WILL THE CONFLICT BE RESOLVED ANYTIME SOON AS SYRIA REJOINS ARAB LEAGUE?
The 2012 Geneva Communiqué calls for a transitional governing body “formed on the basis of mutual consent” and has been endorsed by the UN Security Council. The Geneva II process, nine rounds of UN-mediated peace talks, collapsed because President Assad refused to deal with political opposition groups who want his resignation. Russia, Iran, and Turkey began the Astana process in 2017.
A 150-member committee was formed the following year to design a new constitution, resulting in UN-supervised free and fair elections. After eight rounds of talks, little progress has been made. As the conflict entered its 13th year, UN special envoy Geir Pedersen called the situation in Syria “untenable” and “to carry on in the same manner, defies humanity and logic”. Syria’s return to the Arab League, symbolized by President Bashar al Assad’s attendance at the recent summit in Saudi Arabia, signifies a significant shift and marked the end of the suspension imposed by the league’s influential members, who had long pursued a campaign to change the regime in Syria since 2011. The move reflects a growing realization among Arab states that the Assad regime is likely to remain in power, and they prefer to have open lines of communication to minimize Syria’s reliance on Iran. While the decision is largely symbolic, it will have impacts on various aspects.
Regarding the democratic process in Syria, the Arab League aims to initiate a new political process with the Syrian government. However, experts doubt that it will lead to genuine progress towards democracy, as there are no effective mechanisms in place to hold the Assad regime accountable. From a moral standpoint, the decision has no impact since many leaders in the Arab League nations are seen as corrupt and ruthless, similar to Syria.
According to Kelly Petillo, the coordinator for the Middle East and North Africa program at the European Council on Foreign Relations (ECFR), Syrian refugees will face significant hardships as a result of Syria’s readmission to the Arab League. This decision is expected to increase pressure on key host countries like Lebanon and Jordan to push refugees to return to Syria prematurely, leading to immense suffering for them. Furthermore, this development creates more uncertainty for Syrians living outside the country. Faced with the choice of returning to Syria or seeking refuge in a third country, many may opt for the latter, with Europe being a preferred destination.

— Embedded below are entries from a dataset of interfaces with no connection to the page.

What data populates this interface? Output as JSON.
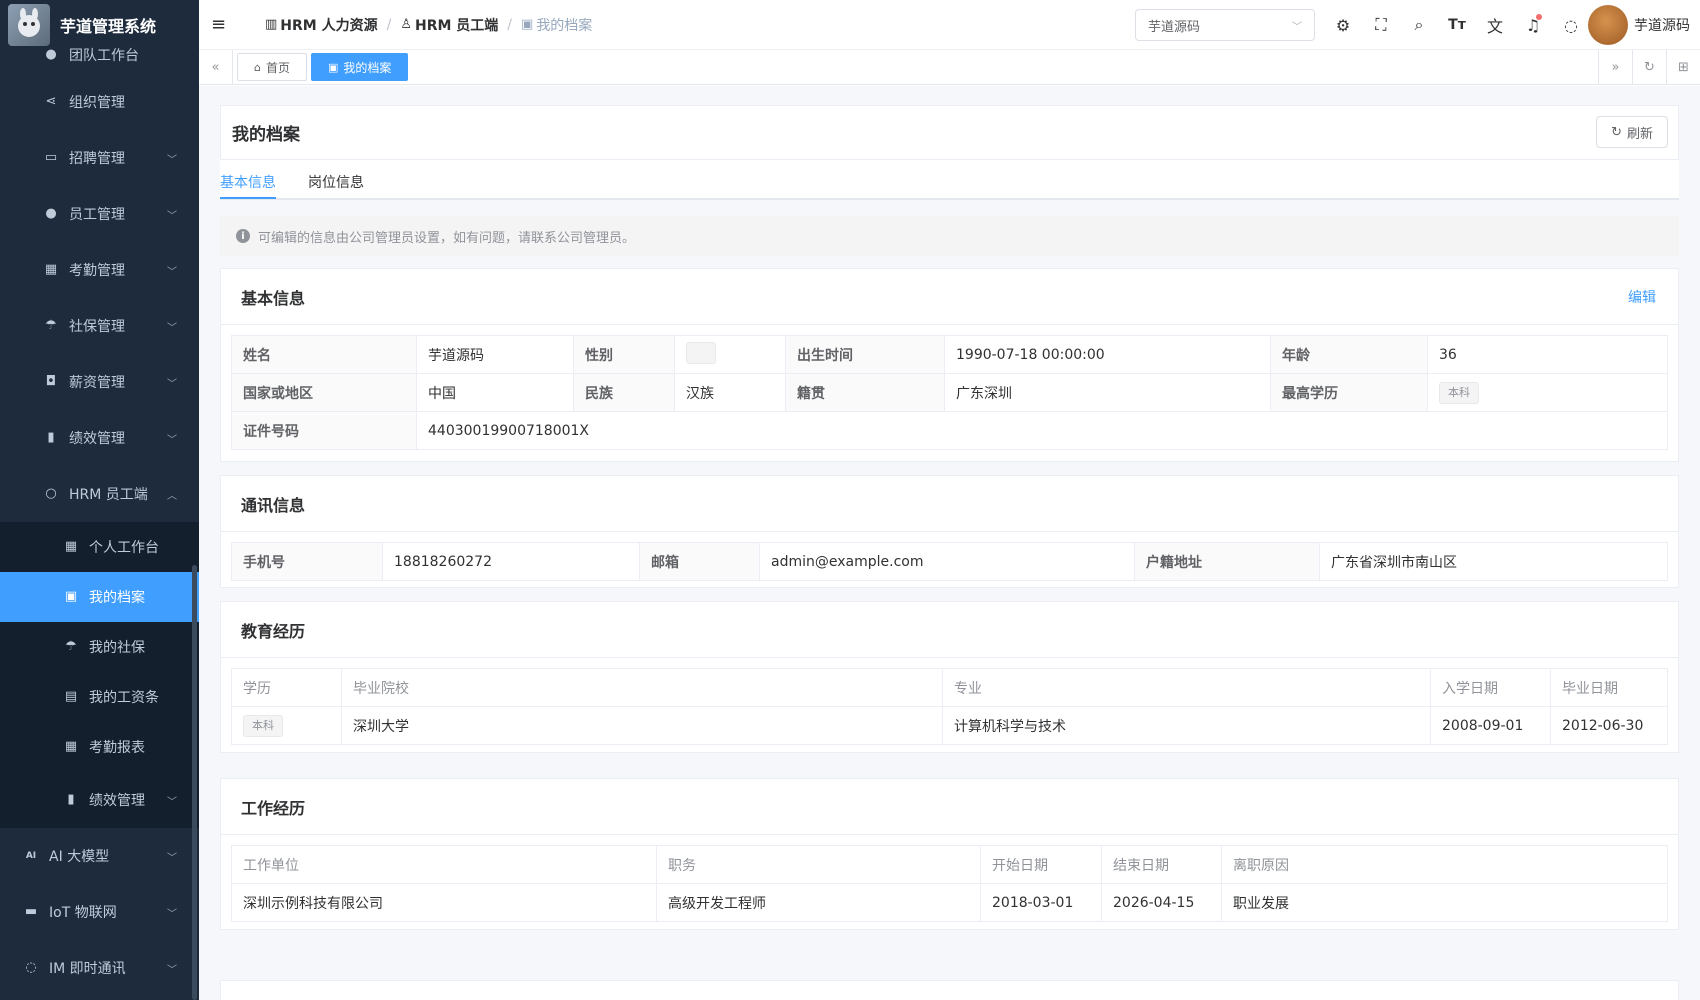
{
  "app": {
    "title": "芋道管理系统"
  },
  "sidebar": {
    "items": [
      {
        "label": "团队工作台",
        "icon": "user-icon"
      },
      {
        "label": "组织管理",
        "icon": "share-icon"
      },
      {
        "label": "招聘管理",
        "icon": "briefcase-icon"
      },
      {
        "label": "员工管理",
        "icon": "user-icon"
      },
      {
        "label": "考勤管理",
        "icon": "calendar-icon"
      },
      {
        "label": "社保管理",
        "icon": "umbrella-icon"
      },
      {
        "label": "薪资管理",
        "icon": "money-icon"
      },
      {
        "label": "绩效管理",
        "icon": "bar-chart-icon"
      },
      {
        "label": "HRM 员工端",
        "icon": "person-icon"
      }
    ],
    "sub_items": [
      {
        "label": "个人工作台",
        "icon": "calendar-icon"
      },
      {
        "label": "我的档案",
        "icon": "file-icon"
      },
      {
        "label": "我的社保",
        "icon": "umbrella-icon"
      },
      {
        "label": "我的工资条",
        "icon": "receipt-icon"
      },
      {
        "label": "考勤报表",
        "icon": "calendar-icon"
      },
      {
        "label": "绩效管理",
        "icon": "bar-chart-icon"
      }
    ],
    "bottom_items": [
      {
        "label": "AI 大模型",
        "icon": "ai-icon"
      },
      {
        "label": "IoT 物联网",
        "icon": "car-icon"
      },
      {
        "label": "IM 即时通讯",
        "icon": "chat-icon"
      }
    ]
  },
  "header": {
    "breadcrumb": [
      "HRM 人力资源",
      "HRM 员工端",
      "我的档案"
    ],
    "tenant": "芋道源码",
    "user_name": "芋道源码"
  },
  "tags": {
    "home": "首页",
    "current": "我的档案"
  },
  "page": {
    "title": "我的档案",
    "refresh": "刷新",
    "tabs": [
      "基本信息",
      "岗位信息"
    ],
    "alert": "可编辑的信息由公司管理员设置，如有问题，请联系公司管理员。"
  },
  "basic": {
    "title": "基本信息",
    "edit": "编辑",
    "name_label": "姓名",
    "name": "芋道源码",
    "gender_label": "性别",
    "birth_label": "出生时间",
    "birth": "1990-07-18 00:00:00",
    "age_label": "年龄",
    "age": "36",
    "country_label": "国家或地区",
    "country": "中国",
    "ethnic_label": "民族",
    "ethnic": "汉族",
    "native_label": "籍贯",
    "native": "广东深圳",
    "edu_label": "最高学历",
    "edu": "本科",
    "id_label": "证件号码",
    "id": "44030019900718001X"
  },
  "contact": {
    "title": "通讯信息",
    "phone_label": "手机号",
    "phone": "18818260272",
    "email_label": "邮箱",
    "email": "admin@example.com",
    "addr_label": "户籍地址",
    "addr": "广东省深圳市南山区"
  },
  "education": {
    "title": "教育经历",
    "headers": [
      "学历",
      "毕业院校",
      "专业",
      "入学日期",
      "毕业日期"
    ],
    "rows": [
      {
        "degree": "本科",
        "school": "深圳大学",
        "major": "计算机科学与技术",
        "start": "2008-09-01",
        "end": "2012-06-30"
      }
    ]
  },
  "work": {
    "title": "工作经历",
    "headers": [
      "工作单位",
      "职务",
      "开始日期",
      "结束日期",
      "离职原因"
    ],
    "rows": [
      {
        "company": "深圳示例科技有限公司",
        "position": "高级开发工程师",
        "start": "2018-03-01",
        "end": "2026-04-15",
        "reason": "职业发展"
      }
    ]
  }
}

Experts do not believe that European countries will forcibly repatriate Syrians, considering that most Western nations severed diplomatic ties with the Assad regime years ago. Despite the symbolic significance of Syria’s readmission to Arab League, the underlying challenges and complexities of the Syrian conflict may remain unresolved.
In conclusion, while the Syrian civil war has caused immense suffering and destruction, recent developments, such as Syria’s readmission to the Arab League, provide a glimmer of hope for a more positive future. The decision reflects a growing recognition among regional actors that a political solution involving the current leadership is the most realistic path forward. Although challenges remain, increased engagement and dialogue offer opportunities for progress in resolving the conflict and alleviating the suffering endured by the Syrian people. By fostering diplomatic efforts and supporting humanitarian initiatives, there is a chance to bring about a more peaceful and stable Syria, allowing its people to rebuild their lives and envision a brighter future.